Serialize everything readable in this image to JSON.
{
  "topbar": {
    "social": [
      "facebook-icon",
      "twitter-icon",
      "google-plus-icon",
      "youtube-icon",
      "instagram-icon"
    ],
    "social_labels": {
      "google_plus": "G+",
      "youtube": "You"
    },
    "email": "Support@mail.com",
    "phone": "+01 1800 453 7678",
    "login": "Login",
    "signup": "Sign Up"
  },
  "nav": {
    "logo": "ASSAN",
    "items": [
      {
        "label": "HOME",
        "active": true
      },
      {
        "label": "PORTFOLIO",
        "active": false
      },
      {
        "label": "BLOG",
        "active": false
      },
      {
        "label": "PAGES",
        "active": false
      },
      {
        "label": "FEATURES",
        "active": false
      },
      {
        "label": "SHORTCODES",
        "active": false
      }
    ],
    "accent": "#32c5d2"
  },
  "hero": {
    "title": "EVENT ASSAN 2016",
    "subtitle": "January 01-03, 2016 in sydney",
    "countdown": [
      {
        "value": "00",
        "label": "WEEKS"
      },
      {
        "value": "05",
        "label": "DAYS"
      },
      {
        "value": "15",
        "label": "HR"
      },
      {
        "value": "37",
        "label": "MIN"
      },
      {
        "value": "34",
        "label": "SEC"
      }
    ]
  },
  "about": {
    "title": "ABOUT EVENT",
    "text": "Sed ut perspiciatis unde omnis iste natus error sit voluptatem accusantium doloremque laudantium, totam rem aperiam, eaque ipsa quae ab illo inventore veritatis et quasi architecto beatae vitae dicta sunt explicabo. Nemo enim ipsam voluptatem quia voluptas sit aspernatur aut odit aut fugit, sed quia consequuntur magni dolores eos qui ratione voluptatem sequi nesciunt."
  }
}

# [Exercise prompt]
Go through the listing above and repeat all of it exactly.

# [Problem solution]
Serialize everything readable in this image to JSON.
{
  "topbar": {
    "social": [
      "facebook-icon",
      "twitter-icon",
      "google-plus-icon",
      "youtube-icon",
      "instagram-icon"
    ],
    "social_labels": {
      "google_plus": "G+",
      "youtube": "You"
    },
    "email": "Support@mail.com",
    "phone": "+01 1800 453 7678",
    "login": "Login",
    "signup": "Sign Up"
  },
  "nav": {
    "logo": "ASSAN",
    "items": [
      {
        "label": "HOME",
        "active": true
      },
      {
        "label": "PORTFOLIO",
        "active": false
      },
      {
        "label": "BLOG",
        "active": false
      },
      {
        "label": "PAGES",
        "active": false
      },
      {
        "label": "FEATURES",
        "active": false
      },
      {
        "label": "SHORTCODES",
        "active": false
      }
    ],
    "accent": "#32c5d2"
  },
  "hero": {
    "title": "EVENT ASSAN 2016",
    "subtitle": "January 01-03, 2016 in sydney",
    "countdown": [
      {
        "value": "00",
        "label": "WEEKS"
      },
      {
        "value": "05",
        "label": "DAYS"
      },
      {
        "value": "15",
        "label": "HR"
      },
      {
        "value": "37",
        "label": "MIN"
      },
      {
        "value": "34",
        "label": "SEC"
      }
    ]
  },
  "about": {
    "title": "ABOUT EVENT",
    "text": "Sed ut perspiciatis unde omnis iste natus error sit voluptatem accusantium doloremque laudantium, totam rem aperiam, eaque ipsa quae ab illo inventore veritatis et quasi architecto beatae vitae dicta sunt explicabo. Nemo enim ipsam voluptatem quia voluptas sit aspernatur aut odit aut fugit, sed quia consequuntur magni dolores eos qui ratione voluptatem sequi nesciunt."
  }
}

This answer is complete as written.